Green Infrastructure Progresses in Buffalo: Fillmore Avenue
November 5, 2013
After a trip to Onondaga County in the spring of 2012, the Buffalo Sewer Authority (BSA) was inspired to begin relieving Buffalo’s combined storm and sewer system as the ‘Save the Rain’ program had done for Syracuse.
After a trip to Onondaga County in the spring of 2012, the Buffalo Sewer Authority (BSA) was inspired to begin relieving Buffalo’s combined storm and sewer system as the ‘Save the Rain’ program had done for Syracuse. Sections of porous pavement were installed at Claremont Avenue and Clarendon Street in the city while the BSA brainstormed for green infrastructure improvement opportunities in projects already underway. Although the design phase of the Fillmore Avenue Streetscape project—which did not originally include green infrastructure improvements —began in earnest in January 2012, a meeting the following summer amongst Watts, the BSA and the City of Buffalo Department of Public Works, Parks & Streets (DPW/PS) concluded the new practice would most definitely be a part of the proposed project. The improvements would be incorporated within the project limits on Fillmore Avenue, between North Parade Avenue and East Ferry Street.
Trial and Error:
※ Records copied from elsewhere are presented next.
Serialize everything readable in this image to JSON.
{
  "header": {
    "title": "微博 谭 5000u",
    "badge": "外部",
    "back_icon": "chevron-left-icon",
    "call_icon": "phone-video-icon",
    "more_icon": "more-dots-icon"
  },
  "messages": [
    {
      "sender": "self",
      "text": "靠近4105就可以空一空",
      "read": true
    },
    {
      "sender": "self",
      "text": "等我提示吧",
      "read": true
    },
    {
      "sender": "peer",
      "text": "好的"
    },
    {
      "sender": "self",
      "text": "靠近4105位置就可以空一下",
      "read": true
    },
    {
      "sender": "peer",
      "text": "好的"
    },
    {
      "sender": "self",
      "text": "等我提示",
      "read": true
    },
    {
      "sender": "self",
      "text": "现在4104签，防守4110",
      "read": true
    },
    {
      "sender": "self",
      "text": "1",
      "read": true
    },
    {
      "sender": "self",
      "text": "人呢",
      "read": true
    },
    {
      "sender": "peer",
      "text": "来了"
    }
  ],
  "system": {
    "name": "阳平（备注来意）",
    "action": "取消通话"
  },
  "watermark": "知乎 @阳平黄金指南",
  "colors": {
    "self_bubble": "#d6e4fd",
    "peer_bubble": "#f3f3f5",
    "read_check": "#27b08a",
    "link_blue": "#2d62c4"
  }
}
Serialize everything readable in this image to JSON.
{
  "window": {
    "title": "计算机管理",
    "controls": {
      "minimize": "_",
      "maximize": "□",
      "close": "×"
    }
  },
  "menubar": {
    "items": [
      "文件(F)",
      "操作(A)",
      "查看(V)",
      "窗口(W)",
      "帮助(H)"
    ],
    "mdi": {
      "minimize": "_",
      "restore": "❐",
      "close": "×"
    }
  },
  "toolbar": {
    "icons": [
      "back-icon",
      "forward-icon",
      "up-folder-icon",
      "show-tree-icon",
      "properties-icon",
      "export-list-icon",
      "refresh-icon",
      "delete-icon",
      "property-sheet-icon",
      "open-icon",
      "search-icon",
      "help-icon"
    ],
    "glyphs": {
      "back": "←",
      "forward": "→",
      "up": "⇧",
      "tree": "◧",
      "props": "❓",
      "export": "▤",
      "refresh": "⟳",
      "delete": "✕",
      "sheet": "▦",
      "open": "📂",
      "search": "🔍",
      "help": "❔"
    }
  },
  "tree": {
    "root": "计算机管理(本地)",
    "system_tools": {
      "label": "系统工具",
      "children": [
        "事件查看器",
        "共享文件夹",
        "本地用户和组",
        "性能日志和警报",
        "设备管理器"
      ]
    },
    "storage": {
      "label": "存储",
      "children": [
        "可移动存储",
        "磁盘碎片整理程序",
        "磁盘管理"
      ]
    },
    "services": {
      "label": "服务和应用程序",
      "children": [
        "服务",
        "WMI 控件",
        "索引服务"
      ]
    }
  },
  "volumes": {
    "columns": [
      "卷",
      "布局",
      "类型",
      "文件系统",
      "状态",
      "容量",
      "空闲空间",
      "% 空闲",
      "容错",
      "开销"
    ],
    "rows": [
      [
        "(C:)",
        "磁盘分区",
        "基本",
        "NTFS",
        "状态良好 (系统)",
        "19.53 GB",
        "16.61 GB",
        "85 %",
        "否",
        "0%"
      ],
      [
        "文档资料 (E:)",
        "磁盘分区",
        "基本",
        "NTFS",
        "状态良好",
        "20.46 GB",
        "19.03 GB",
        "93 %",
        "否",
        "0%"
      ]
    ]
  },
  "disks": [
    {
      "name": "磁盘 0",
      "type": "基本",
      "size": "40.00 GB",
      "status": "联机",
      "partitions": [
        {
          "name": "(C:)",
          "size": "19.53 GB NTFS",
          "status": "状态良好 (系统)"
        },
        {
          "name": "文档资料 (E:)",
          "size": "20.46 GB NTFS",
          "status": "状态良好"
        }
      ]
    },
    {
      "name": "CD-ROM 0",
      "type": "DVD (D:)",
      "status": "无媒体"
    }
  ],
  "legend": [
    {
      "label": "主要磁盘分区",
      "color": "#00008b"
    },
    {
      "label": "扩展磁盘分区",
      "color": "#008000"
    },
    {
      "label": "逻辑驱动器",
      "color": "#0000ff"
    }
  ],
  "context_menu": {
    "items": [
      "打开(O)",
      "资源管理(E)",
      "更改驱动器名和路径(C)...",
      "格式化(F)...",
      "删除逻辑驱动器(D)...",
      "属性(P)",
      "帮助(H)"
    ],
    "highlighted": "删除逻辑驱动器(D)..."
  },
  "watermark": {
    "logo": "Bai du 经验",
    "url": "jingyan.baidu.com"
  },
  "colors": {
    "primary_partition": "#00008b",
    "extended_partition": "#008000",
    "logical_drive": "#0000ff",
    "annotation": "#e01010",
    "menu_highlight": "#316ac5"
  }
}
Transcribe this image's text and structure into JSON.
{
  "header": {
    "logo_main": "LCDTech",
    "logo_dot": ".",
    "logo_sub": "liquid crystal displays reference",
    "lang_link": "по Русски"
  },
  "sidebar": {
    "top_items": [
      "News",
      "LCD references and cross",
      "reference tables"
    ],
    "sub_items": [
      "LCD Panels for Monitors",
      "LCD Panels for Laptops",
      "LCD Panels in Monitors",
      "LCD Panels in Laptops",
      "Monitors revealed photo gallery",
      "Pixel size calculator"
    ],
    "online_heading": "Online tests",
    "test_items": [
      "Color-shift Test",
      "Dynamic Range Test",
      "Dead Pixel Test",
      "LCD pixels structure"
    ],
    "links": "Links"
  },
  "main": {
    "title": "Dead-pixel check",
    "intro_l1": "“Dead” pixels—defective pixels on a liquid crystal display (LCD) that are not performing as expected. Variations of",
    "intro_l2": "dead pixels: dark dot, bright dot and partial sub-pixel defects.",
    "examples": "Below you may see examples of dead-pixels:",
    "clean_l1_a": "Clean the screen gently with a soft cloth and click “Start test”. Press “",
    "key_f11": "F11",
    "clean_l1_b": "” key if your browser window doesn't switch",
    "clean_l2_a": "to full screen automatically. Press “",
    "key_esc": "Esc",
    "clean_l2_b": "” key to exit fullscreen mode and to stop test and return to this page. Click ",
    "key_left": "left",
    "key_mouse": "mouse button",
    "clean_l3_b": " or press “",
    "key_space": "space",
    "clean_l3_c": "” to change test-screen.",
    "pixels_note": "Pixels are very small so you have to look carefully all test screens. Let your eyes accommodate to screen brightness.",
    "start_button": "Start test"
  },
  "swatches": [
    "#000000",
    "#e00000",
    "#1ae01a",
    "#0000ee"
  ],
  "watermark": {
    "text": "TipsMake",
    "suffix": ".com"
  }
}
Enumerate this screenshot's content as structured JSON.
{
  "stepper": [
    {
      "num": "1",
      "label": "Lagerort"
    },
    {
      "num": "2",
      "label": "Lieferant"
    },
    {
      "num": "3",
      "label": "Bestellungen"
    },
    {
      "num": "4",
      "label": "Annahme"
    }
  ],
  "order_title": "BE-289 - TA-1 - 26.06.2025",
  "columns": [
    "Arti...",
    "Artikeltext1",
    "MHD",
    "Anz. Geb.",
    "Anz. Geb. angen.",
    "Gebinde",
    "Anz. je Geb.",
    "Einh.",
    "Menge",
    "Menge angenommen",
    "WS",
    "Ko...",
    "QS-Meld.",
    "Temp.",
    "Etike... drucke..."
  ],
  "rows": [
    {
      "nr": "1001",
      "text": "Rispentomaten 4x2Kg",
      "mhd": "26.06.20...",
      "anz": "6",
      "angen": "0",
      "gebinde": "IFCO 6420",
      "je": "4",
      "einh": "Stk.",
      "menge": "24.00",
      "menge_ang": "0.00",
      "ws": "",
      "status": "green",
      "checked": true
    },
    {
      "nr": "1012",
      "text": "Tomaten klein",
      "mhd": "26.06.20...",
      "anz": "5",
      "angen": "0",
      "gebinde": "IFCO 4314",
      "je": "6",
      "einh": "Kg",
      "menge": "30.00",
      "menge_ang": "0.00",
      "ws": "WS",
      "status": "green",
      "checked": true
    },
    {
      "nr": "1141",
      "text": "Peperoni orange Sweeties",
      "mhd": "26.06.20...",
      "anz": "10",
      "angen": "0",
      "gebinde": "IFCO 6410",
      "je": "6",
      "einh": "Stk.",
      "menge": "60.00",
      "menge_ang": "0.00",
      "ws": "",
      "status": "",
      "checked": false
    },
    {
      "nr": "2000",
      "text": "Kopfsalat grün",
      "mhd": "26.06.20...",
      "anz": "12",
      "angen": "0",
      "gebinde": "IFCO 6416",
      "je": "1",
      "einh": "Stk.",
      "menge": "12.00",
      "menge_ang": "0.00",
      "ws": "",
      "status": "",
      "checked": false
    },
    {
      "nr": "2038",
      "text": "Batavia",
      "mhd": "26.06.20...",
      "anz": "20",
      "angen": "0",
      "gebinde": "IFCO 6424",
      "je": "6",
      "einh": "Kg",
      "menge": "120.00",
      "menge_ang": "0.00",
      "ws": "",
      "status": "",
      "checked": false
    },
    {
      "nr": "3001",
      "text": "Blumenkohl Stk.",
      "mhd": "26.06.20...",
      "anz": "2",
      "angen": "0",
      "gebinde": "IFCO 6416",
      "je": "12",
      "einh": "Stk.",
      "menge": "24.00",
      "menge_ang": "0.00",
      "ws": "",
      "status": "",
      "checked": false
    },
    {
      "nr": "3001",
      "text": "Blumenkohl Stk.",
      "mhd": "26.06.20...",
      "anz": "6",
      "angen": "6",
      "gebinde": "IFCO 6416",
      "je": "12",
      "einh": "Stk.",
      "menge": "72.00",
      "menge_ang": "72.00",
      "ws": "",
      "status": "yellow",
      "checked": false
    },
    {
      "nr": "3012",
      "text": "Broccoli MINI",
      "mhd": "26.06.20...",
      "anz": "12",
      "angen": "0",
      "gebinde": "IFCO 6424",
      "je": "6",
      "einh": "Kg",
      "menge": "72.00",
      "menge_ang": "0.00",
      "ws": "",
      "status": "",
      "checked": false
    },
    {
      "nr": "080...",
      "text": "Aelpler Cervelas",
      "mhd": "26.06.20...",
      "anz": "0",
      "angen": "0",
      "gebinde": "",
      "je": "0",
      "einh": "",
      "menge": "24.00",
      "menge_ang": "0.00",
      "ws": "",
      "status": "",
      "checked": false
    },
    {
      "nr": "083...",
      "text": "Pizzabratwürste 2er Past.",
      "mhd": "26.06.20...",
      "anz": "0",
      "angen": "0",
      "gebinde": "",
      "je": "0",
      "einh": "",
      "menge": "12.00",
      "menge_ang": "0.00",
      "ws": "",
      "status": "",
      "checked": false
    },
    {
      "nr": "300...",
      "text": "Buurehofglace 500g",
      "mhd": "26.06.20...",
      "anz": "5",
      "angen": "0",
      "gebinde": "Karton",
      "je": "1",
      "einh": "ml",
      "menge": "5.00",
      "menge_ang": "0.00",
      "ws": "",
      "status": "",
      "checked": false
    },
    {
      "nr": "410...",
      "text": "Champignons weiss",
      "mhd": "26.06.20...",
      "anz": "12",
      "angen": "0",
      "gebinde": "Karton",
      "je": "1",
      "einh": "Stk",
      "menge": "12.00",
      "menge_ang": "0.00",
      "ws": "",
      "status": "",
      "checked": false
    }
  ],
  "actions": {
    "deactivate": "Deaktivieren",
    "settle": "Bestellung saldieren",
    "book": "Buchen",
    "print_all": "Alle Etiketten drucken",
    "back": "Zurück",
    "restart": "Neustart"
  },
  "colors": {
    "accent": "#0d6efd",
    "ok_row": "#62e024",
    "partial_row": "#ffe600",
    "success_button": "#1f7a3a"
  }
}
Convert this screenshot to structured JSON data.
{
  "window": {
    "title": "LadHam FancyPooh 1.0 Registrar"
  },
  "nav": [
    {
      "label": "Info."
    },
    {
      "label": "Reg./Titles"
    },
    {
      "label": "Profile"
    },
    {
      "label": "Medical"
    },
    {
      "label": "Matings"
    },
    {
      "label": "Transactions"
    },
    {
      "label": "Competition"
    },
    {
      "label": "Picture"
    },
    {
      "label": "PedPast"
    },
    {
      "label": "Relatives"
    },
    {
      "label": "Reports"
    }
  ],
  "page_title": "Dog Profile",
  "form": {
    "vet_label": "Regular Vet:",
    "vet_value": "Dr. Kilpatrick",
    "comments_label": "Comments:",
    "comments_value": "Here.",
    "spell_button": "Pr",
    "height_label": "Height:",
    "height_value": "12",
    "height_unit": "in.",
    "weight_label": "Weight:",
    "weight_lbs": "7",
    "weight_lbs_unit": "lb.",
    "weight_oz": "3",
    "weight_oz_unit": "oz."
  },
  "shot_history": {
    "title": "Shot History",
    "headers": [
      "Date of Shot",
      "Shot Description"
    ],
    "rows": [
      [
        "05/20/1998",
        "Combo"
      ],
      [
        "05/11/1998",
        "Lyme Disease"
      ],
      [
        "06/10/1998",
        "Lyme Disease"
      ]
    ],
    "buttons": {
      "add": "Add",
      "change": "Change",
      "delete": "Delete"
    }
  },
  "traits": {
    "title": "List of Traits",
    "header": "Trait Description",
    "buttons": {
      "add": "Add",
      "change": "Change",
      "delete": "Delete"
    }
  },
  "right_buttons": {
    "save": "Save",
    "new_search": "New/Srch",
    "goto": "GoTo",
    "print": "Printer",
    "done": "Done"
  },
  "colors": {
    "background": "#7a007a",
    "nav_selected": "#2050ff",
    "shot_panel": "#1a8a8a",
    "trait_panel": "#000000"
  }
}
The BSA proposed curb extensions, or bump-outs, as a means to capture stormwater runoff at every street corner within the limits of the project. Each bump-out would be constructed with porous concrete (see photo to the right) over a layer of stone and would serve as a storage area for all stormwater runoff from the sidewalks, nearby buildings and vacant lots. Once stored, the water would slowly infiltrate back into the surrounding soil. Upon a review of the close proximity, condition and old age of the existing homes and commercial buildings in the corridor, it was determined that the excess water could increase hydrostatic pressure on and cause leakage through existing basement walls. A review of existing utility and infrastructure depths concluded that telephone duct banks, gas lines and existing trolley tracks and track bed would be in conflict with the proposed storage areas. Although the bump-outs became a part of final design, the possibility of storage beneath them was ruled out.
In order to replace on-street parking spaces lost to accommodate bump-outs, the project included two new off-street parking lots located on vacant parcels owned by the City. The parking lots were constructed similar to the proposed bump-outs described above. All stormwater runoff is directed to the low-points of the parking lots, surfaced with permeable asphalt-concrete pavement. The water is then collected beneath the permeable pavement—as exemplified in the picture to the right—and stored in a layer of stone until it can infiltrate back into the surrounding soil. The storage/infiltration areas are far enough away from existing basements and were laid-out to avoid conflict with underground utilities and other nearby infrastructure.
In addition to the parking lots, several other city-owned vacant parcels within the corridor were enhanced with green infrastructure improvements. Each lot was re-graded to create a low point at its center, as opposed to its boundary at Fillmore Avenue, and it now collects stormwater that would otherwise run off the lot and into the combined sewer and stormwater system. Low-mow grass was specified for planting as it has a deeper root system and holds water well, allowing the lot to absorb more stormwater than the existing landscape while decreasing the amount of required maintenance.